▸ **Description of the task**: State the number of lines in these records holding "nums". Say nothing more.

Stored records:

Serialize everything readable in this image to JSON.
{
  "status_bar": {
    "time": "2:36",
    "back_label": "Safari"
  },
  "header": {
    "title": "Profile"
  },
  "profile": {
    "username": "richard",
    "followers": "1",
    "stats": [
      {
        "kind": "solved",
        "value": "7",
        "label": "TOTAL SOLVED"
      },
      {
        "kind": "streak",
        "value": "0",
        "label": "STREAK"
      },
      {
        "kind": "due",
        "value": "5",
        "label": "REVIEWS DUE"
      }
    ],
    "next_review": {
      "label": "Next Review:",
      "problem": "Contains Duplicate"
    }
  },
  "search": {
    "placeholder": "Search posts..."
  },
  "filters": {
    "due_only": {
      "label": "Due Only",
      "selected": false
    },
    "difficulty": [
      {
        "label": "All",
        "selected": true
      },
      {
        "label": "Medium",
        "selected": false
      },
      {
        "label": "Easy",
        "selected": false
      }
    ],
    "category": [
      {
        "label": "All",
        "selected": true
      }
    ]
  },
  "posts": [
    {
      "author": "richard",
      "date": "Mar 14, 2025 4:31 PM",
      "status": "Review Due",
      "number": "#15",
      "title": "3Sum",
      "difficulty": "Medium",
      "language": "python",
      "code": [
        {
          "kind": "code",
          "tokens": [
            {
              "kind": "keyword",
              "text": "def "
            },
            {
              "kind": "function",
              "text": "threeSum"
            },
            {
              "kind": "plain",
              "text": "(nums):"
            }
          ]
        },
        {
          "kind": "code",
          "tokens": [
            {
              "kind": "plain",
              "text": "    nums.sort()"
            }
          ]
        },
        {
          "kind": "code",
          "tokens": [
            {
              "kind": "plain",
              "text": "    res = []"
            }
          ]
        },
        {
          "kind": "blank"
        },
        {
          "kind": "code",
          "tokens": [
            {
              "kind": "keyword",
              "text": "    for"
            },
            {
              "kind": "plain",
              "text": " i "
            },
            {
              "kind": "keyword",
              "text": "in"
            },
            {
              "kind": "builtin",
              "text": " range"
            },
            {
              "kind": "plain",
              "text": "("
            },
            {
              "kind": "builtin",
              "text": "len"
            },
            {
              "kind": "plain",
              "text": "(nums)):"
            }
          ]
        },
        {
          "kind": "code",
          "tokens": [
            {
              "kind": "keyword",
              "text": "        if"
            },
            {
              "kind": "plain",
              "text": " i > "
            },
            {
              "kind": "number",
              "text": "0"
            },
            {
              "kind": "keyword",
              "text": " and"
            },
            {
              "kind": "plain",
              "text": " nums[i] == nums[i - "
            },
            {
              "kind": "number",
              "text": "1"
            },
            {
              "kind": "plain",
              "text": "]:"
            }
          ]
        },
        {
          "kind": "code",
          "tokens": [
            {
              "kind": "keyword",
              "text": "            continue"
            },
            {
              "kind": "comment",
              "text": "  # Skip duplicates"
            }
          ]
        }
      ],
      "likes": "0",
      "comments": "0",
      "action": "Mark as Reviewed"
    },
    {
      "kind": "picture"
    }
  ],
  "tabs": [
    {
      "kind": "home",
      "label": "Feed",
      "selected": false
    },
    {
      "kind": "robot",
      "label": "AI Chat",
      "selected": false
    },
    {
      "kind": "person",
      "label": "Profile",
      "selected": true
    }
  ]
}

▸ **Task response**: 4